Britain as early as January, diplomats said.
The rift may increase pressure from Eurosceptics within
Cameron's Conservative party and outside it for Britain to hold
a referendum on leaving the EU, which it joined in 1973. The
prime minister strongly opposes such a course, which he has said
would be disastrous for British interests.
Britain conducts more than half of its trade within the EU
and could suffer on a broad range of financial regulation issues
if the other countries decided to move forward as 26.
Van Rompuy said the summit's key achievement was to tighten
fiscal limits, including the need for countries to bring budgets
close to balance.
"It means reinforcing our rules on excessive deficit
procedures by making them more automatic. It also means that
member states would have to submit their draft budgetary plans
to the (European) Commission," Van Rompuy said.
But a new treaty will take weeks of wrangling as countries
like Finland and Slovakia oppose a Franco-German drive to take
decisions on future bailouts by an 85 percent supermajority to
avoid being taken hostage by a single small country.
In a meeting billed by some as a last chance to save the
euro, the leaders also took several decisions on the permanent
bailout fund, the European Stability Mechanism, which will come
into force a year early in July 2012.
The ESM's capacity will be capped at 500 billion euros ($666
billion), less than had been suggested was possible before the
summit, and the facility will not get a banking licence, as Van
Rompuy originally had proposed, due to German opposition.

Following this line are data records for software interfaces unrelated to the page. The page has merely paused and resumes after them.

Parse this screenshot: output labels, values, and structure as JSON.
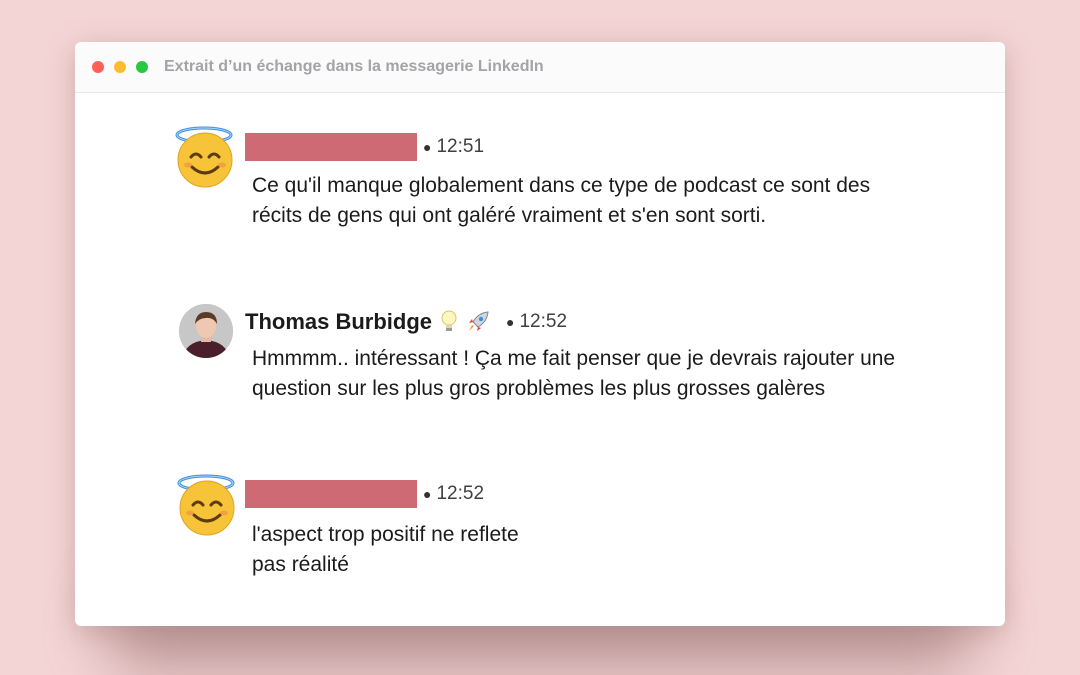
{
  "window": {
    "title": "Extrait d’un échange dans la messagerie LinkedIn"
  },
  "messages": [
    {
      "sender": "",
      "time": "12:51",
      "lines": [
        "Ce qu'il manque globalement dans ce type de podcast ce sont des récits de gens qui ont galéré vraiment et s'en sont sorti."
      ]
    },
    {
      "sender": "Thomas Burbidge",
      "time": "12:52",
      "lines": [
        "Hmmmm.. intéressant ! Ça me fait penser que je devrais rajouter une question sur les plus gros problèmes les plus grosses galères"
      ]
    },
    {
      "sender": "",
      "time": "12:52",
      "lines": [
        "l'aspect trop positif ne reflete",
        "pas réalité"
      ]
    }
  ],
  "colors": {
    "background": "#f4d5d5",
    "redaction": "#cd6a74",
    "close": "#fe5f57",
    "minimize": "#febc2e",
    "maximize": "#28c840"
  },
  "icons": {
    "redacted_avatar": "smiling-face-with-halo-icon",
    "name_badges": [
      "light-bulb-icon",
      "rocket-icon"
    ]
  }
}
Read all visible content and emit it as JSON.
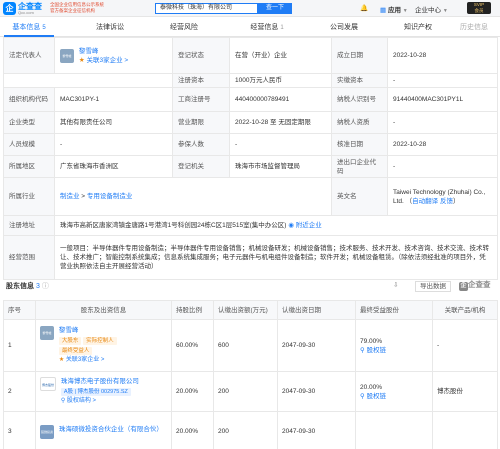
{
  "topbar": {
    "logo_char": "企",
    "logo_text": "企查查",
    "logo_url": "Qcc.com",
    "slogan_line1": "全国企业信用信息公示系统",
    "slogan_line2": "官方备案企业征信机构",
    "search_value": "泰微科技（珠海）有限公司",
    "search_button": "查一下",
    "apps_label": "应用",
    "enterprise_center": "企业中心",
    "svip_top": "SVIP",
    "svip_bottom": "会员"
  },
  "tabs": [
    {
      "label": "基本信息",
      "count": "5"
    },
    {
      "label": "法律诉讼",
      "count": ""
    },
    {
      "label": "经营风险",
      "count": ""
    },
    {
      "label": "经营信息",
      "count": "1"
    },
    {
      "label": "公司发展",
      "count": ""
    },
    {
      "label": "知识产权",
      "count": ""
    },
    {
      "label": "历史信息",
      "count": ""
    }
  ],
  "basic": {
    "legal_rep_label": "法定代表人",
    "legal_rep_avatar": "黎雪峰",
    "legal_rep_name": "黎雪峰",
    "legal_rep_related": "关联3家企业 >",
    "status_label": "登记状态",
    "status_value": "在营（开业）企业",
    "established_label": "成立日期",
    "established_value": "2022-10-28",
    "reg_capital_label": "注册资本",
    "reg_capital_value": "1000万元人民币",
    "paid_capital_label": "实缴资本",
    "paid_capital_value": "-",
    "org_code_label": "组织机构代码",
    "org_code_value": "MAC301PY-1",
    "biz_reg_no_label": "工商注册号",
    "biz_reg_no_value": "440400000789491",
    "taxpayer_id_label": "纳税人识别号",
    "taxpayer_id_value": "91440400MAC301PY1L",
    "credit_code_label": "统一社会信用代码",
    "credit_code_value": "91440400MAC301PY1L",
    "company_type_label": "企业类型",
    "company_type_value": "其他有限责任公司",
    "term_label": "营业期限",
    "term_value": "2022-10-28 至 无固定期限",
    "taxpayer_q_label": "纳税人资质",
    "taxpayer_q_value": "-",
    "staff_label": "人员规模",
    "staff_value": "-",
    "insured_label": "参保人数",
    "insured_value": "-",
    "approval_label": "核准日期",
    "approval_value": "2022-10-28",
    "region_label": "所属地区",
    "region_value": "广东省珠海市香洲区",
    "authority_label": "登记机关",
    "authority_value": "珠海市市场监督管理局",
    "import_export_label": "进出口企业代码",
    "import_export_value": "-",
    "industry_label": "所属行业",
    "industry_value_1": "制造业",
    "industry_sep": " > ",
    "industry_value_2": "专用设备制造业",
    "english_label": "英文名",
    "english_value": "Taiwei Technology (Zhuhai) Co., Ltd.",
    "english_link": "自动翻译",
    "english_feedback": "反馈",
    "address_label": "注册地址",
    "address_value": "珠海市高新区唐家湾镇金唐路1号港湾1号科创园24栋C区1层515室(集中办公区)",
    "address_nearby": "附近企业",
    "scope_label": "经营范围",
    "scope_value": "一般项目：半导体器件专用设备制造；半导体器件专用设备销售；机械设备研发；机械设备销售；技术服务、技术开发、技术咨询、技术交流、技术转让、技术推广；智能控制系统集成；信息系统集成服务；电子元器件与机电组件设备制造；软件开发；机械设备租赁。（除依法须经批准的项目外，凭营业执照依法自主开展经营活动）"
  },
  "shareholders": {
    "title": "股东信息",
    "count": "3",
    "export_label": "导出数据",
    "watermark": "企查查",
    "headers": [
      "序号",
      "股东及出资信息",
      "持股比例",
      "认缴出资额(万元)",
      "认缴出资日期",
      "最终受益股份",
      "关联产品/机构"
    ],
    "rows": [
      {
        "idx": "1",
        "avatar": "黎雪峰",
        "avatar_color": "#8aa6c1",
        "name": "黎雪峰",
        "tags": [
          "大股东",
          "实际控制人",
          "最终受益人"
        ],
        "extra": "关联3家企业 >",
        "ratio": "60.00%",
        "amount": "600",
        "date": "2047-09-30",
        "benefit": "79.00%",
        "benefit_link": "股权链",
        "product": "-"
      },
      {
        "idx": "2",
        "avatar": "博杰股份",
        "avatar_color": "#1f5fa8",
        "name": "珠海博杰电子股份有限公司",
        "tags": [
          "A股 | 博杰股份 002975.SZ"
        ],
        "extra": "股权结构 >",
        "ratio": "20.00%",
        "amount": "200",
        "date": "2047-09-30",
        "benefit": "20.00%",
        "benefit_link": "股权链",
        "product": "博杰股份"
      },
      {
        "idx": "3",
        "avatar": "硕微投资",
        "avatar_color": "#7a9cc4",
        "name": "珠海硕微投资合伙企业（有限合伙）",
        "tags": [],
        "extra": "",
        "ratio": "20.00%",
        "amount": "200",
        "date": "2047-09-30",
        "benefit": "",
        "benefit_link": "",
        "product": ""
      }
    ]
  }
}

It also was agreed that EU countries would provide up to 200
billion euros in bilateral loans to the International Monetary
Fund (IMF) to help it tackle the crisis, with 150 billion euros
of the total coming from the euro zone countries.
Cameron's decision to stay out of the treaty-change camp
could spell problems for Britain. Deeper integration on the
continent could involve changes to the single market and
financial regulation, both of which could have a profound impact
on the British economy.
"Cameron was clumsy in his manoeuvring," a senior EU
diplomat said. It may be possible that Britain will shift its
position in the days ahead if it discovers that isolation really
is not a viable course of action, diplomats said.